So you think that money is the root of all evil?…Have you ever asked what is the root of money? Money is a tool of exchange, which can’t exist unless there are goods produced and men able to produce them. Money is the material shape of the principle that men who wish to deal with one another must deal by trade and give value for value. Money is not the tool of the moochers, who claim your product by tears, or the looters who take it from you by force. Money is made possible only by the men who produce. Is this what you consider evil?…Not an ocean of tears nor all the guns in the world can transform those pieces of paper in your wallet into bread you need to survive tomorrow…Whenever destroyers appear among men, they start by destroying money, for money is men’s protection and the base of a moral existence. Destroyers seize gold and leave its owners a counterfeit pile of paper. This kills all objective standards and delivers men into the arbitrary power of an arbitrary setter of values…Paper is a mortgage on wealth that does not exist, backed by a gun aimed at those who are expected to produce it. Paper is a check drawn by legal looters upon an account which is not theirs: upon the virtue of the victims. Watch for the day when it becomes marked: ‘Account Overdrawn.'”
Yaron Brook, President of the Ayn Rand Institute, says the reason for the novel’s current popularity is its relevance. Quoting Rand in her Capitalism: The Unknown Ideal, he said, “If you understand the dominant philosophy of a society, you can predict its course.” He adds,
Why do we accept the budget-busting costs of a welfare state? Because it implements the moral ideal of self-sacrifice to the needy. Why do so few protest the endless regulatory burdens placed on businessmen? Because businessmen are pursuing their self-interest, which we have been taught is dangerous and immoral. Why did the government go on a crusade to promote “affordable housing,” which meant forcing banks to make loans to unqualified home buyers? Because we believe people need to be homeowners, whether or not they can afford to pay for houses.
All of which is exactly wrong as Rand tells the story of John Galt, the ultimate free-market entrepreneur. At the end of the novel, the politicians come to Galt and beg him to help them get the economy going again. Here is the dialogue:
Galt: You want me to be Economic Dictator?
Mr. Thompson: Yes!
Galt: And you’ll obey any order I give?
Mr. Thompson: Implicitly!
Galt: Then start by abolishing all income taxes.
Mr. Thompson: Oh, no! We couldn’t do that. How would we pay government employees?
Galt: Fire your government employees.
Mr. Thompson: Oh, no!

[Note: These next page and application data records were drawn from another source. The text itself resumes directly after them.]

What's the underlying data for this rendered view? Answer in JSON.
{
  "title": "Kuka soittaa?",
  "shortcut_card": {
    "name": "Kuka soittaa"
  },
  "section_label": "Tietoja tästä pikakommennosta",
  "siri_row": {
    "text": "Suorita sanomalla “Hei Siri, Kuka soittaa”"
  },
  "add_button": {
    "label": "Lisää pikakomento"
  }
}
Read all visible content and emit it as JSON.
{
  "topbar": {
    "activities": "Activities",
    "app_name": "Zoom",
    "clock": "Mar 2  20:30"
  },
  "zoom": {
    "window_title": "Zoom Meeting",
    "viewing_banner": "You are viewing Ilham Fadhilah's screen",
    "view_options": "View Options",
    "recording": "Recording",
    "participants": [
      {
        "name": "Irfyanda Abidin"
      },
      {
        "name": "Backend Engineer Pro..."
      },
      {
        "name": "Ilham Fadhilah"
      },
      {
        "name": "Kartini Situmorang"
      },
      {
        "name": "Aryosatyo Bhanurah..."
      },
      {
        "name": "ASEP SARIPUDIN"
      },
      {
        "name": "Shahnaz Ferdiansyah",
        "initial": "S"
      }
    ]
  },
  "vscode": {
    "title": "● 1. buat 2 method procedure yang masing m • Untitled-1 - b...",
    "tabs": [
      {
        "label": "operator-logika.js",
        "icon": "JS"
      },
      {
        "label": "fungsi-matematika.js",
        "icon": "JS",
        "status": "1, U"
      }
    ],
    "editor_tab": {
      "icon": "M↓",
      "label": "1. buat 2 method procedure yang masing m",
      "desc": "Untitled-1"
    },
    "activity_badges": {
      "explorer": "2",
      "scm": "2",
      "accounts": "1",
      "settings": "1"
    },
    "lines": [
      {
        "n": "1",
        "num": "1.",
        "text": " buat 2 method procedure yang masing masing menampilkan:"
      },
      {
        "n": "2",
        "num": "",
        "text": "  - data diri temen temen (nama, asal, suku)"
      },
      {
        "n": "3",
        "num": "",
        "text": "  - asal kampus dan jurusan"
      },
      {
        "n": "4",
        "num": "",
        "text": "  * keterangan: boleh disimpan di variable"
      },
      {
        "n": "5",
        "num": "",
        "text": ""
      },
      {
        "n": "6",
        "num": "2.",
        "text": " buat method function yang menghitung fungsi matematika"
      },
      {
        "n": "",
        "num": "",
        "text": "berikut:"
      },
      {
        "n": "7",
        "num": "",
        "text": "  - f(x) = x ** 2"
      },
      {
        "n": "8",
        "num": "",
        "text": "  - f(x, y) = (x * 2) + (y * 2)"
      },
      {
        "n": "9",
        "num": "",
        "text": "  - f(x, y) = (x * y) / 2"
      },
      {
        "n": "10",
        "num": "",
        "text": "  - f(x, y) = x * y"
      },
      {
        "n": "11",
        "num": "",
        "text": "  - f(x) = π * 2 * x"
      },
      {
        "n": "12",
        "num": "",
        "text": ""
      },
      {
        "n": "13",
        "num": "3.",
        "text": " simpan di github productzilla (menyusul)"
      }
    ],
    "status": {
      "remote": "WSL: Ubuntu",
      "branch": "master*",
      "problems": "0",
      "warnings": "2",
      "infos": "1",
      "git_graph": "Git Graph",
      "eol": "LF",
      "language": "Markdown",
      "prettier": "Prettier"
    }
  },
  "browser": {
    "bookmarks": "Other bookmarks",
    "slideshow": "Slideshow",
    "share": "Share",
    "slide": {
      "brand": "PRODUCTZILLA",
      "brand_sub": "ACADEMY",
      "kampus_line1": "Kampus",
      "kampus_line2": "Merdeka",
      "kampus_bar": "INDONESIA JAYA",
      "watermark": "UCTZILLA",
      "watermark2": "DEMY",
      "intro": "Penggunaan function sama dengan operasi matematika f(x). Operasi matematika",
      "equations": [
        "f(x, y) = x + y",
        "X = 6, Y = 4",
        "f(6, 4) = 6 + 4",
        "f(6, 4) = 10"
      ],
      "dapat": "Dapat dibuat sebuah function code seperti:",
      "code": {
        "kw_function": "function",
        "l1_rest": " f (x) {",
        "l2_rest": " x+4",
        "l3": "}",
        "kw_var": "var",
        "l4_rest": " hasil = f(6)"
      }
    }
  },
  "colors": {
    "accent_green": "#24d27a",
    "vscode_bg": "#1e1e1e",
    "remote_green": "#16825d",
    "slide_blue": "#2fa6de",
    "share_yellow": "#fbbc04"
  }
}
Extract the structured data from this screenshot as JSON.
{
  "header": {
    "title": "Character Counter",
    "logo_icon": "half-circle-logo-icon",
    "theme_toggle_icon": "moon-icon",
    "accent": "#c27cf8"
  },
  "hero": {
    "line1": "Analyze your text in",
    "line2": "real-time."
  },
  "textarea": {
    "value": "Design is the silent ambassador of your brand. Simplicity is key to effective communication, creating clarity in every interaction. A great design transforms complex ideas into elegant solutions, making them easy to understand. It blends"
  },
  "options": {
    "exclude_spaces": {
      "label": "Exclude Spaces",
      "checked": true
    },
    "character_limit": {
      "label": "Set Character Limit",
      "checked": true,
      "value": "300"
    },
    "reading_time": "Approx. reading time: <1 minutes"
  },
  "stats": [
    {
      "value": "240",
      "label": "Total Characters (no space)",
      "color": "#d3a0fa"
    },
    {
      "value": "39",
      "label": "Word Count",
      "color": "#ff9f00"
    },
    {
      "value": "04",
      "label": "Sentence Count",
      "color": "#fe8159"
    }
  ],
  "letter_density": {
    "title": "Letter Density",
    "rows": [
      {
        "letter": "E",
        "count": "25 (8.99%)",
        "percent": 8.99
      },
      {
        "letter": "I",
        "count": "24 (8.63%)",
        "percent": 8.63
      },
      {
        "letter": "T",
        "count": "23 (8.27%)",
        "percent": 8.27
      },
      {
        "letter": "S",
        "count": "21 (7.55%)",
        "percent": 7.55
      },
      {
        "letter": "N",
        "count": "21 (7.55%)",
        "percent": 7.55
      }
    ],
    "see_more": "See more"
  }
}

Powell is optimistic that something similar can still be done here: “The catalyst for course correction is [just] around the corner…President Obama can be thanked for making this midterm election an overdue referendum on liberalism. Average Americans are now more informed and engaged than they have been in generations, and they are highly motivated to vote…The most credible and successful candidates…are likely to be those resolutely committed to deficit- and debt-reduction and getting the government out of the way of private-sector job creation—the essence of Ayn Rand.”